Instructions to follow: Find all lines in the records that include the word "price", and copy them out.

Extracted information:
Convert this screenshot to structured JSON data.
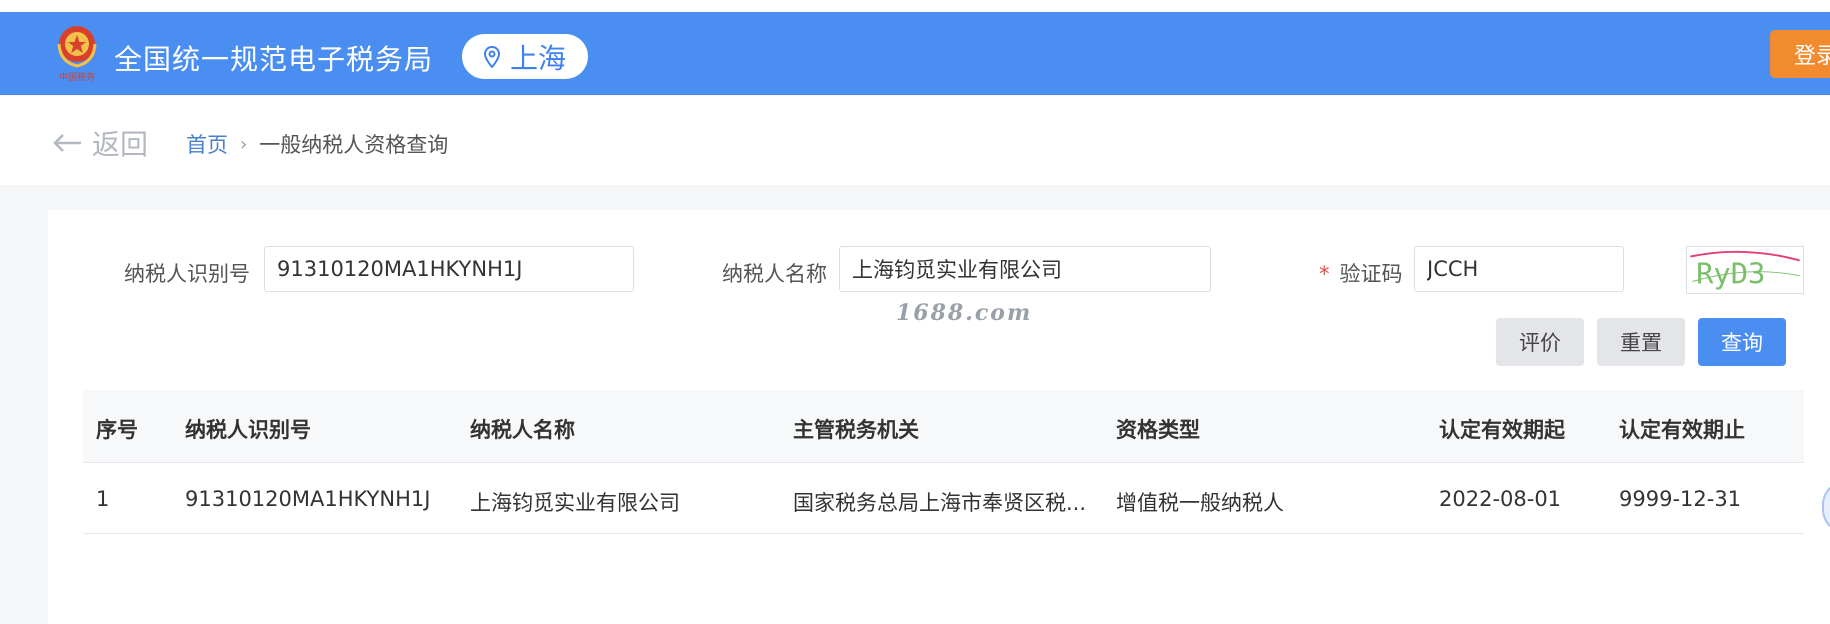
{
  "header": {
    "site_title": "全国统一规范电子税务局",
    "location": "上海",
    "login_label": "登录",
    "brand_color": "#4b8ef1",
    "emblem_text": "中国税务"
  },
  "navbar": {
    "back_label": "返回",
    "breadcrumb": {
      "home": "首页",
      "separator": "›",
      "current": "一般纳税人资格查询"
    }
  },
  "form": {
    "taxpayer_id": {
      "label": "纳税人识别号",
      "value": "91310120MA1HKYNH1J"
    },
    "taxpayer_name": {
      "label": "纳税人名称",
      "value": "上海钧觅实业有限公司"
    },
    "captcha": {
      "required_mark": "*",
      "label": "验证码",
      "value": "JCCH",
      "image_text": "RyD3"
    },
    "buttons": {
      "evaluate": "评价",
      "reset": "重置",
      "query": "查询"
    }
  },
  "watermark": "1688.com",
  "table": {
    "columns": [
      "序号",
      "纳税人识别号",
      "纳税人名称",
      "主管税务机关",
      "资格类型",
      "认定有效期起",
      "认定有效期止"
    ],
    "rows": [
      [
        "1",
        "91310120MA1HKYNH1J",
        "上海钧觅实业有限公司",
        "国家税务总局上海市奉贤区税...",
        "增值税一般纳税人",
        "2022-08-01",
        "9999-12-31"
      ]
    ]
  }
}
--
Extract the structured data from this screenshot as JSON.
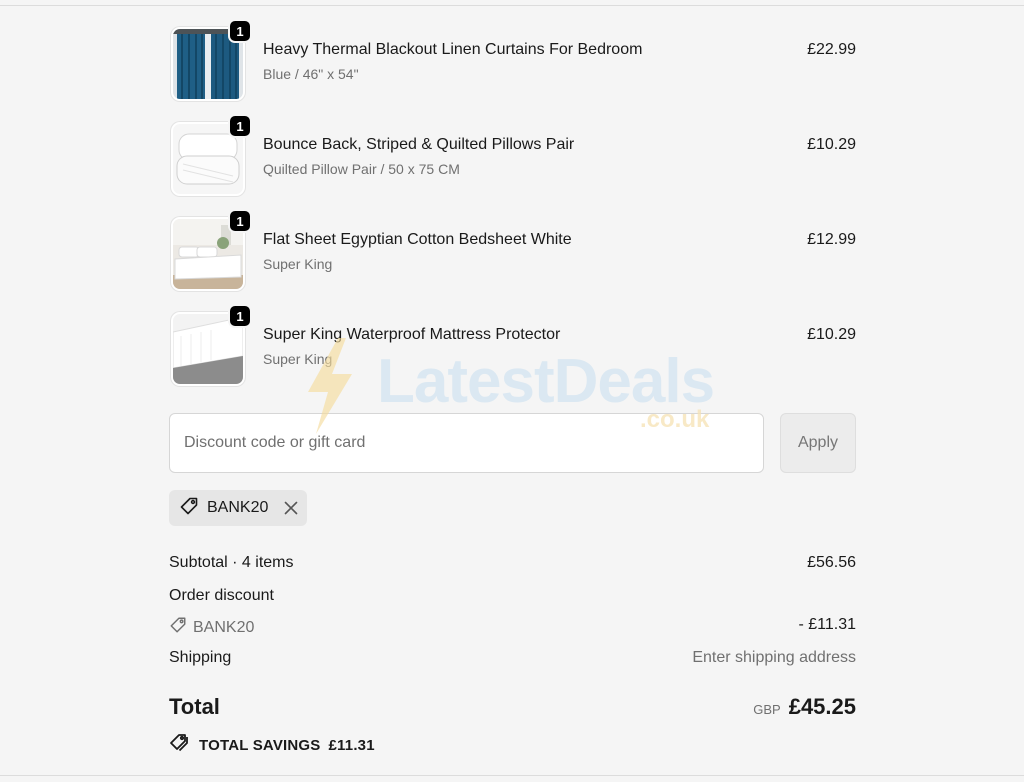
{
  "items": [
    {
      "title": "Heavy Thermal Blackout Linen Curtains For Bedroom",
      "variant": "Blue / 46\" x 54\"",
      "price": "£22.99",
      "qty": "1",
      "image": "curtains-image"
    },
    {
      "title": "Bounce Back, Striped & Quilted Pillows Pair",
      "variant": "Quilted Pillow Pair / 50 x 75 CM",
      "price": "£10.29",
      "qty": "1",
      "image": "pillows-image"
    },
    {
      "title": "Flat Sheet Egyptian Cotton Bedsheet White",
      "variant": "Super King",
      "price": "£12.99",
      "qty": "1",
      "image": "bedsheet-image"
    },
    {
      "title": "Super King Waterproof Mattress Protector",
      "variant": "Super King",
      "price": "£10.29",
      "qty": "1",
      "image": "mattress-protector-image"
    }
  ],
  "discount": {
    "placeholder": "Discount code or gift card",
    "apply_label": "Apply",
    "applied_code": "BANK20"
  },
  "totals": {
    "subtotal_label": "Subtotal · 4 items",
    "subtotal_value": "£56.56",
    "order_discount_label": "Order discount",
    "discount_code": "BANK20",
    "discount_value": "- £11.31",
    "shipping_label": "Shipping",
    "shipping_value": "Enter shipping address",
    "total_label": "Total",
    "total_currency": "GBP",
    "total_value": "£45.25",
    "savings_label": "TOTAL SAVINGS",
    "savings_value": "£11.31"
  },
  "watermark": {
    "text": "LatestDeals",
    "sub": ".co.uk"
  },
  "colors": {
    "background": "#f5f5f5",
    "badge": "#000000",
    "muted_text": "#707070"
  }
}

Solution:
      "price": "£22.99",
      "price": "£10.29",
      "price": "£12.99",
      "price": "£10.29",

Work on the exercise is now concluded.